    I checked with Revenue and it was perfectly fine, although no Irish Resident can drive the car.

    From an Insurance perspective my Dutch Insurer would only cover Third Party Only (ex fire and theft) after 90 days as per EU Regs.

    It's a fairly common scenario, you have a holiday home or second residence and have your vehicle registered to your first residence.

    However OP I looked into it fairly extensively back then and it wasn't possible for anyone else to drive the car (Irish Resident) from a revenue perspective even through from an Insurance Perspective it was fine.


    VRT rules state this:
    Private Use

    2. What Conditions Apply

    Any imported vehicle which is owned by or registered in the name of a non-resident person is not
    required to be registered in Ireland subject to the following conditions:
    • The vehicle must have been acquired with all the appropriate taxes paid and these must not
      have been exempted or refunded in any way. The standard registration plates in use in the
      domestic market of a country are normally accepted as evidence of this.
    • The vehicle may not in any circumstances be driven by a State resident.
    • The vehicle may not be disposed of or hired out in the State or lent to a State resident.
    • The period of time that the vehicle is in the State does not exceed 12 months.
    • A longer period may apply where a person is on a task of definite duration in
      the State.
    I am fairly certain that a holiday is not a "task of definite duration"..........


  • Registered Users Posts: 5,796 ✭✭✭ Isambard


    freddyuk wrote: »
    VRT rules state this:
    Private Use

    2. What Conditions Apply

    Any imported vehicle which is owned by or registered in the name of a non-resident person is not
    required to be registered in Ireland subject to the following conditions:
    • The vehicle must have been acquired with all the appropriate taxes paid and these must not
      have been exempted or refunded in any way.
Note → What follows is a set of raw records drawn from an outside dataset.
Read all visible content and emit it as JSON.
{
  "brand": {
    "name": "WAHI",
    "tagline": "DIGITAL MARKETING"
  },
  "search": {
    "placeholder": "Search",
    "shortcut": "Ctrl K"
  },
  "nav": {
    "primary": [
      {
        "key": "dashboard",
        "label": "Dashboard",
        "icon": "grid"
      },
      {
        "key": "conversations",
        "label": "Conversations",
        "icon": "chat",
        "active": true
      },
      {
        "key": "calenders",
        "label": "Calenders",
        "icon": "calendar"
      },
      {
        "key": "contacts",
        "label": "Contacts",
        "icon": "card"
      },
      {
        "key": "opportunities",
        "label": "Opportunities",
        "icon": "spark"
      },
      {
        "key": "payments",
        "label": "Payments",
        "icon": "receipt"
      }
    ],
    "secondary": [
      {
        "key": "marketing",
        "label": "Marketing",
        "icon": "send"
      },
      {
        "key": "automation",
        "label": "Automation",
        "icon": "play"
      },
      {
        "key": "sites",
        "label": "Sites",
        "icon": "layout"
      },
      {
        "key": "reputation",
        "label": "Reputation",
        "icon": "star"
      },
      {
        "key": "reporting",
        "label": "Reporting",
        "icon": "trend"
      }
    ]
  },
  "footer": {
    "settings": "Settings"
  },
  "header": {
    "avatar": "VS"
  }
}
The standard registration plates in use in the
      domestic market of a country are normally accepted as evidence of this.
    • The vehicle may not in any circumstances be driven by a State resident.
    • The vehicle may not be disposed of or hired out in the State or lent to a State resident.
      The period of time that the vehicle is in the State does not exceed 12 months.
    • A longer period may apply where a person is on a task of definite duration in
      the State.
    I am fairly certain that a holiday is not a "task of definite duration"..........

    interesting to see confirmation that you may not (sell or) dispose of a foreign registered car.


  • Advertisement
  • Registered Users Posts: 9,726 ✭✭✭ Marcusm


    Isambard wrote: »
    interesting to see confirmation that you may not (sell or) dispose of a foreign registered car.

    That’s a condition to avail of the temporary exemption for VRT for the foreign resident. It serves to make them liable for the VRT not to be precluded from selling it.


Advertisement